3. The original sin of Reconstruction: no redistribution of all or at least some of Plantation land to the slaves whose uncompensated labor sustained it. Slaves were free but impoverished. Therefore no economic power.

4. Reconstructed Southern States went on a spending spree trying to attract railroads and other improvements. But in part because of the political fragility of Reconstruction, railroads and industry declined. Which created a vicious cycle, as it made Reconstruction even more fragile.

5. The North didn’t believe in racial equality either. Before the passage of the 15th Amendment, several Northern States defeated voting rights for Blacks, either Legislatively, or via failed ballot initiatives. As a general rule, the North wanted the racial issue settled, so they could move on.

6. In the final days of the lame duck period of his Presidency, Johnson issued pardons to all of the Confederate political and military leadership, enabling them to return to power, including both State and Federal elective office, which they subsequently did in droves - and also including 3 members of the Supreme Court that upheld segregation in Plessy vs. Ferguson. This was directly contrary to Lincoln’s plan, which would have specifically excluded them. In fact, Lincoln hoped Jefferson Davis would escape to South America, thereby depriving him of being either a martyr or a rallying point.

7. When white insurgency via the KKK and other insurgent groups started (many of them including those former Confederate military leaders), Reconstructed governments in the South were afraid to use military muscle, or to break “norms.” So white violence unpunished except in a few places where the Federal government stepped in.

8. On top of that, when the railroad investment bubble burst in the Panic of 1873, plunging the country into a deflationary recession, the North lost all remaining interest in expending energy on Southern Reconstruction. White insurgents pressed forward, toppling almost all of the Reconstructed Southern governments.

9. The contested Presidential election of 1876 was the final nail in the coffin of Reconstruction, as the Northern GOP traded the election of Rutherford B. Hayes to the Presidency in return for an end of Reconstruction in the South.

Had (at least large portions of) Plantation land been redistributed to the slaves who worked it, Freedmen would have had a base of economic power to hang on politically as well. They would have needed much less economic intervention and support from the Reconstructed State governments. 
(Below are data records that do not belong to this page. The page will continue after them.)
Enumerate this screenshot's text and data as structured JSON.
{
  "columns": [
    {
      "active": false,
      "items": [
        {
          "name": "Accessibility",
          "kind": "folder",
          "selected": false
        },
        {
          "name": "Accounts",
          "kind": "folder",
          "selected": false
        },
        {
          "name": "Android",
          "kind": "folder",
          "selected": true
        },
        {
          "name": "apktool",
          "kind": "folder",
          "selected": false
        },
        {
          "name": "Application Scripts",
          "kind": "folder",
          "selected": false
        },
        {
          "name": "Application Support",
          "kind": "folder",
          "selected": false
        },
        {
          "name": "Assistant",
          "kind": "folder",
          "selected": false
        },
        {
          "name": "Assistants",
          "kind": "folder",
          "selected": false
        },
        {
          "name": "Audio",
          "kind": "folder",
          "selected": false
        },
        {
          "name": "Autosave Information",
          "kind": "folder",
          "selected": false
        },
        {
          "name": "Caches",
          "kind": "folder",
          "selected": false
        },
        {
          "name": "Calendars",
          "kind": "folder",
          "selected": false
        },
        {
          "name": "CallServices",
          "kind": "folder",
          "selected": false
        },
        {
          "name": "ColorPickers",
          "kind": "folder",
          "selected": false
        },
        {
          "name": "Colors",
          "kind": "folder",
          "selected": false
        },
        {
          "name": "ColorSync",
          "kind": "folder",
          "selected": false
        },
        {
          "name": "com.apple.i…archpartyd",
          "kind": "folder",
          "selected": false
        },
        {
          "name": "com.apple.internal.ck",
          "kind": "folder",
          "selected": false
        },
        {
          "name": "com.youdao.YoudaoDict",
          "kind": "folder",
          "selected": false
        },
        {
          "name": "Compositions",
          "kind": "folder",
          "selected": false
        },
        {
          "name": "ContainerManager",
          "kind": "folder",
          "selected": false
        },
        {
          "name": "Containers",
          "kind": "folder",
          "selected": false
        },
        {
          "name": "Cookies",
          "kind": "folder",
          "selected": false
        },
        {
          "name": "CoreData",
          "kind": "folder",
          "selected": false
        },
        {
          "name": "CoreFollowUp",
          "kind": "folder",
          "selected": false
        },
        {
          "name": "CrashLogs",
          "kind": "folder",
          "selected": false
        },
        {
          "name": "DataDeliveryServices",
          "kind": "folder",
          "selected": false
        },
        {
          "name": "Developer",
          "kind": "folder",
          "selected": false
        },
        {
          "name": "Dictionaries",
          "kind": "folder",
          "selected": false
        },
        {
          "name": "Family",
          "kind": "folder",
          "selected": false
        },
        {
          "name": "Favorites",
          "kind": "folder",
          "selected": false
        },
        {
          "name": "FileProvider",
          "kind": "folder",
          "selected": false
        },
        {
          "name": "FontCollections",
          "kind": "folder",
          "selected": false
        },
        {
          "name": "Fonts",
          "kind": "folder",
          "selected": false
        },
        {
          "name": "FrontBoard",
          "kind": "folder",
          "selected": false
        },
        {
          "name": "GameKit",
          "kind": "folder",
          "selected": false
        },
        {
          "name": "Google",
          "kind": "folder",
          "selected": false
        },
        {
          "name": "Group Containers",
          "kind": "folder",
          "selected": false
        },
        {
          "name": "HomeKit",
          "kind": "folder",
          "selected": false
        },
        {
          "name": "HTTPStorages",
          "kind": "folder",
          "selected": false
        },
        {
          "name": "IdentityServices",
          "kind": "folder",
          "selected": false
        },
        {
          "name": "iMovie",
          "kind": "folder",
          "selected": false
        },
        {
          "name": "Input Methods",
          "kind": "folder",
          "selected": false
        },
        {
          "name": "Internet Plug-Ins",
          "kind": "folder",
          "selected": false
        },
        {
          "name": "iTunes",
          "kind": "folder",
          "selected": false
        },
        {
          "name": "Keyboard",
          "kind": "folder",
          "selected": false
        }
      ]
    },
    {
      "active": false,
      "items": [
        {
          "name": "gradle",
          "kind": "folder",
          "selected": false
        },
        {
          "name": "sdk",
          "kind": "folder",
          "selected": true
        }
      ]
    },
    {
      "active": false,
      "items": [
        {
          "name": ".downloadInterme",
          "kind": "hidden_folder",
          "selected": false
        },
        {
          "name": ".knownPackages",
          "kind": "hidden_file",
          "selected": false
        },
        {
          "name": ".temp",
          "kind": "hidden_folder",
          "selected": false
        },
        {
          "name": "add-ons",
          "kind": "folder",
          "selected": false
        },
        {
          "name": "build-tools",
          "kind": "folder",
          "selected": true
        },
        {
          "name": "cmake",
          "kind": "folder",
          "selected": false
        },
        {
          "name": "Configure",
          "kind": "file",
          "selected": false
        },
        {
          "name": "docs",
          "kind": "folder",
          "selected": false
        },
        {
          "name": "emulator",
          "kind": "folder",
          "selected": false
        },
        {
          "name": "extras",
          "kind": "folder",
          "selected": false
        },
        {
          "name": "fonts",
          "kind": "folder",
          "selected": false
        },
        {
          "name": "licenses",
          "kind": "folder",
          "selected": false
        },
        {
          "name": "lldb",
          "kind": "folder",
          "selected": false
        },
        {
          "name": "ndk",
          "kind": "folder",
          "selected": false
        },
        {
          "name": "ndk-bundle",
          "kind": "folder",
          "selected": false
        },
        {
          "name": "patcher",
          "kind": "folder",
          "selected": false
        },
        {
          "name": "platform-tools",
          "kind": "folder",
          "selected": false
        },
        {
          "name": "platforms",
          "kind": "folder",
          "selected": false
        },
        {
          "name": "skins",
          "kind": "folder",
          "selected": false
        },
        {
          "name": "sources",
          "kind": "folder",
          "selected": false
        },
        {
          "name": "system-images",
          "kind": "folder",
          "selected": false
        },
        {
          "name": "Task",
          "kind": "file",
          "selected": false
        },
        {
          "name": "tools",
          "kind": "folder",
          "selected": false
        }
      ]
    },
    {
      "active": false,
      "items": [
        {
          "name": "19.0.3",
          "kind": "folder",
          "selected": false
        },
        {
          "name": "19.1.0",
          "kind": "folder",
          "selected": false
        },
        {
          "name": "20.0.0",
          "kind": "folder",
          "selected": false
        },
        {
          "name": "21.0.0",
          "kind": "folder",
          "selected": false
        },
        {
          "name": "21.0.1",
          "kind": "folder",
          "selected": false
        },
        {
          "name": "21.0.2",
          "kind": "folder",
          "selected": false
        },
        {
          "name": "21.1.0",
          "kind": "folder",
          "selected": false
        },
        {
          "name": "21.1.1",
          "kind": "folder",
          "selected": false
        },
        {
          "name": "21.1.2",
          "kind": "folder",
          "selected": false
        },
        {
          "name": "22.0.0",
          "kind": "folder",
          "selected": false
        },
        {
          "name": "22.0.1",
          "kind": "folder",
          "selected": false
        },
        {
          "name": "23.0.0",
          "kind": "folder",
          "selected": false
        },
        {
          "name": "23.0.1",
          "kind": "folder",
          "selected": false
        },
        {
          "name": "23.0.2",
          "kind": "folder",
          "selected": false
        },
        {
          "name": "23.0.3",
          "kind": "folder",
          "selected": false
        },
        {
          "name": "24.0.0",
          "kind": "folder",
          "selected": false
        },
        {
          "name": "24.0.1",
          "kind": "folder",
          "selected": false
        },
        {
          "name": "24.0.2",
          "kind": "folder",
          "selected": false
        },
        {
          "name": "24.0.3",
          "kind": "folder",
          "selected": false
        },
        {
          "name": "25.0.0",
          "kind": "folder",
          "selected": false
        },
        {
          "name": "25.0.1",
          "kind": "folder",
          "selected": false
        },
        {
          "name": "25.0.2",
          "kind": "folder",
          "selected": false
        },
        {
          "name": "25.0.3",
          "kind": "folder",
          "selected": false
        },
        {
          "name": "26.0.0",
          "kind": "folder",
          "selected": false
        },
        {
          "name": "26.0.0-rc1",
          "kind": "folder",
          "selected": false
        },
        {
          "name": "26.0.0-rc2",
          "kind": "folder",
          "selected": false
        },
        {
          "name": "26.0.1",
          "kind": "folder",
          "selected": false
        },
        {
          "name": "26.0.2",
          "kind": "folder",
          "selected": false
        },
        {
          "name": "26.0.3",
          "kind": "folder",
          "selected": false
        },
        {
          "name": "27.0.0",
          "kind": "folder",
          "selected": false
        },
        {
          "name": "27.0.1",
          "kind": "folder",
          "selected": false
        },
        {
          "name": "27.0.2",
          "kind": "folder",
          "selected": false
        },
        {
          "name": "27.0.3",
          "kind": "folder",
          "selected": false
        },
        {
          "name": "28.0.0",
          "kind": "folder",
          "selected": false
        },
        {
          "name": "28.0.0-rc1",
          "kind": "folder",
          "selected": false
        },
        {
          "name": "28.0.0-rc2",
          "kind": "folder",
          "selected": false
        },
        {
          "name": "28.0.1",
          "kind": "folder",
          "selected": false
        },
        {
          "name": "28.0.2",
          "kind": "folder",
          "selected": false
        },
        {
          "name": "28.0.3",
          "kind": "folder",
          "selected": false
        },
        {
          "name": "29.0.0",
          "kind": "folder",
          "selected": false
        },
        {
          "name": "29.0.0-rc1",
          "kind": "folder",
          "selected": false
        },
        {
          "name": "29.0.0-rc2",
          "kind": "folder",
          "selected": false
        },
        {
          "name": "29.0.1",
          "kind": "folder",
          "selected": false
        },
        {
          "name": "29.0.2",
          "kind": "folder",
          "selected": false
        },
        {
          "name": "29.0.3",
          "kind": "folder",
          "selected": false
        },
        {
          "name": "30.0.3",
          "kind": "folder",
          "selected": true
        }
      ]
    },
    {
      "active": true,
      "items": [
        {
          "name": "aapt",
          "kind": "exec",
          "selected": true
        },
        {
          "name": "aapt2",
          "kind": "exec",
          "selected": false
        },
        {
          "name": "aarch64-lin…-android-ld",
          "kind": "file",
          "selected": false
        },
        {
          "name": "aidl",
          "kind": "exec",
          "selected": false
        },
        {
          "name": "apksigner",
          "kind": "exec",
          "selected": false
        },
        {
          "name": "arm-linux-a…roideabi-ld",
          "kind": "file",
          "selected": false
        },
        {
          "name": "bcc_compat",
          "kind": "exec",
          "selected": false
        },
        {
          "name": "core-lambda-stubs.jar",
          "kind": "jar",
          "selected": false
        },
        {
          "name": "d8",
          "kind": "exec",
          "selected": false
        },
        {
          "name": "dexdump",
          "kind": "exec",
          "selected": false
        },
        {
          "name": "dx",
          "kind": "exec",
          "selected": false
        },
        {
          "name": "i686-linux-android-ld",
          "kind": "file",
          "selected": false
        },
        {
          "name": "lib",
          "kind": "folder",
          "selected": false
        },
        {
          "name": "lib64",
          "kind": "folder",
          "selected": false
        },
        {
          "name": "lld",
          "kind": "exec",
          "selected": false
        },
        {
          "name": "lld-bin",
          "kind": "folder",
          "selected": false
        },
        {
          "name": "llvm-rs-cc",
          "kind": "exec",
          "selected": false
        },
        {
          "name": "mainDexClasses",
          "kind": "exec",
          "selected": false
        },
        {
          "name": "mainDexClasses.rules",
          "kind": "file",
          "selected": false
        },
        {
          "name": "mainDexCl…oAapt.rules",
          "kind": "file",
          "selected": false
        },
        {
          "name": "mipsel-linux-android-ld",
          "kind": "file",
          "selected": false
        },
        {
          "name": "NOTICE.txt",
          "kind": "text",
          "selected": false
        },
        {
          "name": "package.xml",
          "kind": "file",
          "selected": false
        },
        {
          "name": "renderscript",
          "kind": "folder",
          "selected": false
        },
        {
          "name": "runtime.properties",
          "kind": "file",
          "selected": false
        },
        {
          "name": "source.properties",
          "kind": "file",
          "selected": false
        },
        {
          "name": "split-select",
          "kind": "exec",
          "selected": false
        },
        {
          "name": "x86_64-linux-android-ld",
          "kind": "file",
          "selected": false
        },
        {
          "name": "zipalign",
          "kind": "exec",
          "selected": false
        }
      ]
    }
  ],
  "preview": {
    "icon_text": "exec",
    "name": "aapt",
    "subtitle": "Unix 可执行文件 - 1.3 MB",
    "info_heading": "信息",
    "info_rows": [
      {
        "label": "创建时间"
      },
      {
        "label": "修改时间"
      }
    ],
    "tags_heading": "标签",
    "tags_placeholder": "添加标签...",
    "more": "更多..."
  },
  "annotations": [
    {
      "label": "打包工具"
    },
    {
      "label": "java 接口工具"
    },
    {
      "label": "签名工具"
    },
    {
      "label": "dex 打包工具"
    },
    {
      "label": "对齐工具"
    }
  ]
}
It’s possible that the alacrity (between 1863 and 1869) with which freed Blacks were given full legal equality, but much more importantly, equal voting rights, was in large part responsible for the strength of the White backlash. In his final days, Lincoln seemed to favor a gradualist approach: immediate granting to voting rights to Black Union soldiers, plus those Blacks with property or education, with the remainder dealt with in some fashion later. *Maybe* had Black voting rights been phased in over a generation (with steps based on, e.g., education - as public schools, a priority for Freedmen, were one enduring legacy of the Reconstructed governments), with Federal protection in the interim, *perhaps* White fury would not have insisted in rolling back all of the progress made, and by 1900 Blacks would have been better off than they were under Jim Crow.

But the fact remains, the White backlash that reversed Reconstruction is a major example of a violent sustained insurgency that was successful, systematically rolling back rights that were explicitly guaranteed in the Constitution. That insurgency  remained successful for 80 years.

That opponents of the White violent insurgency now are making the same mistake of being afraid to violate “norms” in order to defeat it that the Southern Reconstruction governments made, makes me very pessimistic for the future of this country over the next few decades.

Sunday, July 24, 2022

Weekly Indicators for July 18 - 22 at Seeking Alpha


 - by New Deal democrat

I wasn’t able to get to this link yesterday, but my Weekly Indicators post is up at Seeking Alpha.

The situation with the leading indicators continues to ever so slowly deteriorate. But there is some good news as well, as gas prices continued to decline precipitously from their peak.

As usual, clicking over and reading should be educational for you, and slightly remunerative to me.